Directions – The full listing, from first line to last, should be set down again exactly.

Study material –

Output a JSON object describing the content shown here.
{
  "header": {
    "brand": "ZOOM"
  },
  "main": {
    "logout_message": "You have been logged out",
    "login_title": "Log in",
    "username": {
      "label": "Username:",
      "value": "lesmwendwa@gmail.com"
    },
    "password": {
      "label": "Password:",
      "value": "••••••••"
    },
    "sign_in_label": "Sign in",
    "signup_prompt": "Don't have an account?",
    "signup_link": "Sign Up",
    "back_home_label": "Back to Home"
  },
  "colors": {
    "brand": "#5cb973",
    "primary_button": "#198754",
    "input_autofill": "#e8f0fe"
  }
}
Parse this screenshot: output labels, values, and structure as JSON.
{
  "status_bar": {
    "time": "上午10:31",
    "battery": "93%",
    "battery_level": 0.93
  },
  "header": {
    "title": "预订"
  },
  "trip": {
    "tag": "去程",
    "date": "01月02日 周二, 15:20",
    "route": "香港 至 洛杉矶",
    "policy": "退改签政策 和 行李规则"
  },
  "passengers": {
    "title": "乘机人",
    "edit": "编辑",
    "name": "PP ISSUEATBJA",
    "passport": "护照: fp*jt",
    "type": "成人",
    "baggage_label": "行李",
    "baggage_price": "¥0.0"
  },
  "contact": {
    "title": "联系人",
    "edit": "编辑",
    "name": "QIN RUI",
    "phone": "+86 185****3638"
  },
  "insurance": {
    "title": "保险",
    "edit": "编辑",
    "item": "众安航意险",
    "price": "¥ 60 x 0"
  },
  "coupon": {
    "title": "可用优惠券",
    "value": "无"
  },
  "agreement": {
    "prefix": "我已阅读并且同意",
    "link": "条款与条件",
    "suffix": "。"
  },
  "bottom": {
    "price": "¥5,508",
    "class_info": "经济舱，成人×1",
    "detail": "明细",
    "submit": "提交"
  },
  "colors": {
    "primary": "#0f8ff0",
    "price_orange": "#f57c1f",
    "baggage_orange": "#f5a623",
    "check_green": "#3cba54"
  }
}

Response –
Output a JSON object describing the content shown here.
{
  "header": {
    "brand": "ZOOM"
  },
  "main": {
    "logout_message": "You have been logged out",
    "login_title": "Log in",
    "username": {
      "label": "Username:",
      "value": "lesmwendwa@gmail.com"
    },
    "password": {
      "label": "Password:",
      "value": "••••••••"
    },
    "sign_in_label": "Sign in",
    "signup_prompt": "Don't have an account?",
    "signup_link": "Sign Up",
    "back_home_label": "Back to Home"
  },
  "colors": {
    "brand": "#5cb973",
    "primary_button": "#198754",
    "input_autofill": "#e8f0fe"
  }
}
Parse this screenshot: output labels, values, and structure as JSON.
{
  "status_bar": {
    "time": "上午10:31",
    "battery": "93%",
    "battery_level": 0.93
  },
  "header": {
    "title": "预订"
  },
  "trip": {
    "tag": "去程",
    "date": "01月02日 周二, 15:20",
    "route": "香港 至 洛杉矶",
    "policy": "退改签政策 和 行李规则"
  },
  "passengers": {
    "title": "乘机人",
    "edit": "编辑",
    "name": "PP ISSUEATBJA",
    "passport": "护照: fp*jt",
    "type": "成人",
    "baggage_label": "行李",
    "baggage_price": "¥0.0"
  },
  "contact": {
    "title": "联系人",
    "edit": "编辑",
    "name": "QIN RUI",
    "phone": "+86 185****3638"
  },
  "insurance": {
    "title": "保险",
    "edit": "编辑",
    "item": "众安航意险",
    "price": "¥ 60 x 0"
  },
  "coupon": {
    "title": "可用优惠券",
    "value": "无"
  },
  "agreement": {
    "prefix": "我已阅读并且同意",
    "link": "条款与条件",
    "suffix": "。"
  },
  "bottom": {
    "price": "¥5,508",
    "class_info": "经济舱，成人×1",
    "detail": "明细",
    "submit": "提交"
  },
  "colors": {
    "primary": "#0f8ff0",
    "price_orange": "#f57c1f",
    "baggage_orange": "#f5a623",
    "check_green": "#3cba54"
  }
}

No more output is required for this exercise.